With the Singapore government aiming to develop the capability and capacity of the local agri-food industry, perhaps it is time to finally pursue your childhood dream of being a farmer in the technologically advanced, concrete jungle of the 21st century. Alas, being a farmer in Singapore is no easy feat. One cannot simply find a piece of land and build their farm. Hence, besides researching the type of food to produce and the method of production, how exactly does one attain the land, labour and approval to start a farm?
With only around 720 square kilometres of land to work with, Singapore’s aim for self-sustenance in food while still ensuring sufficient housing and space for other purposes seem daunting.
Yet, with agriculture-based innovation and the introduction of high-technology farming, farming in a small, controlled environment indoors is now possible. Singapore still has many factors to consider, and it can take from 14 to 20 months to become a farm owner.
The first step towards owning a farm is to bid for the land tender and submit the production plans on how the farm will be run. Such a process makes the bidding for agricultural land extremely competitive. Under the aim to optimise land for production, the most efficient and optimised proposals will be supported by the Singapore Food Agency and awarded the tender and plan endorsement. This means that all approved farms in Singapore have their methodology and rationale thoroughly checked through prior to operation. It is only with both would the farm be one step closer to fruition.
Done with the bidding and space consideration phase, one will move towards the planning phase where one has to acquire approval from numerous government stakeholders, from the Urban Redevelopment Agency to the Land Transport Authority and even to National Parks. These permissions fall under development control to ensure that the development of the farm falls in line with overall land use planning for Singapore and that other areas of infrastructure development can make adequate responses.
Once approved, the structure and architecture work begins. To ensure that building requirements such as fire safety are met, the Building and Construction Authority as well as other government agencies must certify the building before it is able to operate. This ensures the structural safety and usability of the premise that would be used to produce food Singaporeans will be consuming. Lastly, once the Certificate of Statutory Completion was given to the farm owner, the farm can start operations.
The bureaucratic requirements in Singapore make it difficult and intimidating to become a farmer. This is despite the need to secure buyers, suppliers, and investors. On the other hand, this ensures that the individuals crossing the barrier are passionate about the work and the issue of food security. If you still wish to become a farmer in Singapore, fret not as you can easily seek professionals and qualified individuals to guide you through these red tapes. With increasing support from the government and numerous grants that you can apply for from agencies such as Singapore Enterprise and Startup SG, perhaps the climb across the barrier would be smooth and worth it after all.

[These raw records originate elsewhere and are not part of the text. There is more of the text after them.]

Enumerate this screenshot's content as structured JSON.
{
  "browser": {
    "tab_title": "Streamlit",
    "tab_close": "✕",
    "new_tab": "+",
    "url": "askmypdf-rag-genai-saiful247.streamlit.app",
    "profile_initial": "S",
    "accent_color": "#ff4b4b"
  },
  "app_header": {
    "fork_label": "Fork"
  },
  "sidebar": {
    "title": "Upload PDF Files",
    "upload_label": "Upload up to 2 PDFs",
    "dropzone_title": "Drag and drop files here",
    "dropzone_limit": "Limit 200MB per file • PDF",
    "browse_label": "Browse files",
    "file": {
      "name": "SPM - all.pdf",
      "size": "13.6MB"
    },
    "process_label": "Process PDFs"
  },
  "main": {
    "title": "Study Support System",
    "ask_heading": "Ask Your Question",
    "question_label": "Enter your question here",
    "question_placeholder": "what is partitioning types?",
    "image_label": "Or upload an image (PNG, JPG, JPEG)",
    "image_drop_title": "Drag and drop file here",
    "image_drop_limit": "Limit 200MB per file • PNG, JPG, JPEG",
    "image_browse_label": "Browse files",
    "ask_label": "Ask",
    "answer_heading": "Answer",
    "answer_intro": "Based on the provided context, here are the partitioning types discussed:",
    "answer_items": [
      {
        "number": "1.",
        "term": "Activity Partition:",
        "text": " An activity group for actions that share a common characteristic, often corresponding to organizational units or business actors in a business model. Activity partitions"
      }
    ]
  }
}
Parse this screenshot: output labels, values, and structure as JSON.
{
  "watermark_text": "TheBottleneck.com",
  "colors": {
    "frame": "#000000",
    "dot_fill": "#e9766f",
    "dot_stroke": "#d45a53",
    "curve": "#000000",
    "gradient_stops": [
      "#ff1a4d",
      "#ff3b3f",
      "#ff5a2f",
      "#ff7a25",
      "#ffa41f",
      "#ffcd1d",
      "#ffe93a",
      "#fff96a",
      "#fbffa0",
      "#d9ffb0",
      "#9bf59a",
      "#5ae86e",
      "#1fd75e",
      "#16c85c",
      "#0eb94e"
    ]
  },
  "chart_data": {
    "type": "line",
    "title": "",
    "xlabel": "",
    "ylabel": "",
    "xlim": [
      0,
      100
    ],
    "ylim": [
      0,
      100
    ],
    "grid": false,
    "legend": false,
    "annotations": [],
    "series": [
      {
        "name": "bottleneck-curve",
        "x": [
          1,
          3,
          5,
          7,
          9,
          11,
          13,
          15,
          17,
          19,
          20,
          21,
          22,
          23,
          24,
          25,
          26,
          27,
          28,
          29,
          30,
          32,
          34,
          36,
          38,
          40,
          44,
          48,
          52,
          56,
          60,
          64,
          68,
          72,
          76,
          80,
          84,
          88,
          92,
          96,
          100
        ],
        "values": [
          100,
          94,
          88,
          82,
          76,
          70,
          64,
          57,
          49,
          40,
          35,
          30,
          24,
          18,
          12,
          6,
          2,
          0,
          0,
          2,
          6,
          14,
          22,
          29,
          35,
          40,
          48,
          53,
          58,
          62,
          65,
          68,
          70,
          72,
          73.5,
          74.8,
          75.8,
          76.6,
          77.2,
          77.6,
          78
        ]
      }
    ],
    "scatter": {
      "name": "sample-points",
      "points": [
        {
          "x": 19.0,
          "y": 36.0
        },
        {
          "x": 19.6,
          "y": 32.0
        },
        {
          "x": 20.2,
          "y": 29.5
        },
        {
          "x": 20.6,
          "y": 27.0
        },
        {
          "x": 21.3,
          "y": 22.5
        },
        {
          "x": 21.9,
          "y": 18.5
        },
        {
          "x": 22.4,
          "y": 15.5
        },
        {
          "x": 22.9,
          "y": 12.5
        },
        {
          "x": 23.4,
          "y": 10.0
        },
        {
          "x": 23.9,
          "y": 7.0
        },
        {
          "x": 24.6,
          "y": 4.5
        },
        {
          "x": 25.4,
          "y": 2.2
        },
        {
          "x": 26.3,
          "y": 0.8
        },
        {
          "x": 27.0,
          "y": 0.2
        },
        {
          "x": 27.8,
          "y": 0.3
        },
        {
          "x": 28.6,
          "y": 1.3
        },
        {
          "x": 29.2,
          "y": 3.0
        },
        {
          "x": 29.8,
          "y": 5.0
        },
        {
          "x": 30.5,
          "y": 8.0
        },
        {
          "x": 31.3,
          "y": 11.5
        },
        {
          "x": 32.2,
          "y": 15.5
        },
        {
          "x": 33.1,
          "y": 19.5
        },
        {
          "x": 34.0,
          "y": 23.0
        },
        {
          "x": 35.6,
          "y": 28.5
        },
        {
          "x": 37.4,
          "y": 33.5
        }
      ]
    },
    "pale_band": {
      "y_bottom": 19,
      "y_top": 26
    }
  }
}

These procedures, coupled with regular mandatory inspections every 5 years, ensure the safety and health of Singaporeans while reducing the reliance on imported foods. Fresh, trustworthy, and transparent local food is thus made available to consumers, helping strengthen Singapore's food security.